## How to complete this task
Check the listing that follows and work out how many lines include "cart". The reply is that number alone.

## Dataset entries
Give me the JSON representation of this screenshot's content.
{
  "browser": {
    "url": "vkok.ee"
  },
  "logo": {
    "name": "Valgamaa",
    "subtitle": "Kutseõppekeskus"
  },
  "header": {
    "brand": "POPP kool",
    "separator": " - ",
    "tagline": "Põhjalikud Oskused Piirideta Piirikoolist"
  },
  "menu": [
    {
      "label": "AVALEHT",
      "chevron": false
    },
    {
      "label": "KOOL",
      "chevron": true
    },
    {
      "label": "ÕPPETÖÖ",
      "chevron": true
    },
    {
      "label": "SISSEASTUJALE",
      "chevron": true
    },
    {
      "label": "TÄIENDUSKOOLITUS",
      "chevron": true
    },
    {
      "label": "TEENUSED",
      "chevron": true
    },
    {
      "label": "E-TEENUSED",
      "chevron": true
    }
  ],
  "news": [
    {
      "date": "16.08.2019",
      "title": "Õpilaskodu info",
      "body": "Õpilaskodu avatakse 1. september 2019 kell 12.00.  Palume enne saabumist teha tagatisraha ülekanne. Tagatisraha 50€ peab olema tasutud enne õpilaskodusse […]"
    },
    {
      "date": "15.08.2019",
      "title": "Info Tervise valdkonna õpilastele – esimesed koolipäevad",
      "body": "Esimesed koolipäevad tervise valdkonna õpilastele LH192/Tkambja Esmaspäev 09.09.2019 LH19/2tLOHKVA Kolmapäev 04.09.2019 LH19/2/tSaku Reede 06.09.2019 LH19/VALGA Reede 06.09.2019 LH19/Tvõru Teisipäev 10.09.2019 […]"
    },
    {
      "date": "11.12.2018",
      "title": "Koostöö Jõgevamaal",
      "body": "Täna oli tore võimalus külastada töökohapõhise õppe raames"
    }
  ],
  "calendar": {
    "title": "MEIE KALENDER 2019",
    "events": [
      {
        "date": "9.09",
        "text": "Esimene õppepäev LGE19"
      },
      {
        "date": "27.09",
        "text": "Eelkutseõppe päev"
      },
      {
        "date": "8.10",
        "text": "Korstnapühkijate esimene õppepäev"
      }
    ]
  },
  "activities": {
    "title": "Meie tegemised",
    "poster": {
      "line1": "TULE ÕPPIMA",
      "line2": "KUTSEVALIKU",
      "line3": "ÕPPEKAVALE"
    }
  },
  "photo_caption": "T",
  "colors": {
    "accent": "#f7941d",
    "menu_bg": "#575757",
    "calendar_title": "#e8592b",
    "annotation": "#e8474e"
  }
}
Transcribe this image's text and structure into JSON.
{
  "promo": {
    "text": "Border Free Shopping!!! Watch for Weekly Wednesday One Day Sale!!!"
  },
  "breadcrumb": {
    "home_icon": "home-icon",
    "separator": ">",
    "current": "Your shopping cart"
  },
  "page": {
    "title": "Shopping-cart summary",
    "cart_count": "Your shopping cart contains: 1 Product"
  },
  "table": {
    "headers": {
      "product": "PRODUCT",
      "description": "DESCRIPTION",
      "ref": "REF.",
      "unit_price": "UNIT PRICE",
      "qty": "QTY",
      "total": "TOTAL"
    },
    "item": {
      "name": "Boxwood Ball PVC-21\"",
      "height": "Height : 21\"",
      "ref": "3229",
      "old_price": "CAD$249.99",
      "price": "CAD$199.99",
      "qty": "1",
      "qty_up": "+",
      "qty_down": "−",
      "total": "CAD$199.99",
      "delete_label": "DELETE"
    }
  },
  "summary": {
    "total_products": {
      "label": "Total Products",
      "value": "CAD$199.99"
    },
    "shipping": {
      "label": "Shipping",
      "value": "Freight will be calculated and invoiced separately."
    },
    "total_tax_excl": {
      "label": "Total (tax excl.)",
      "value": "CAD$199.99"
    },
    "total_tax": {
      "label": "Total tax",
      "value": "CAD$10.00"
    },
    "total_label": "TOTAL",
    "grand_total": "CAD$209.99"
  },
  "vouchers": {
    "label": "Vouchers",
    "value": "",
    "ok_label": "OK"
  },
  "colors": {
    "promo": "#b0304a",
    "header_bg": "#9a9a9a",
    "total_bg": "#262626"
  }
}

## Response
3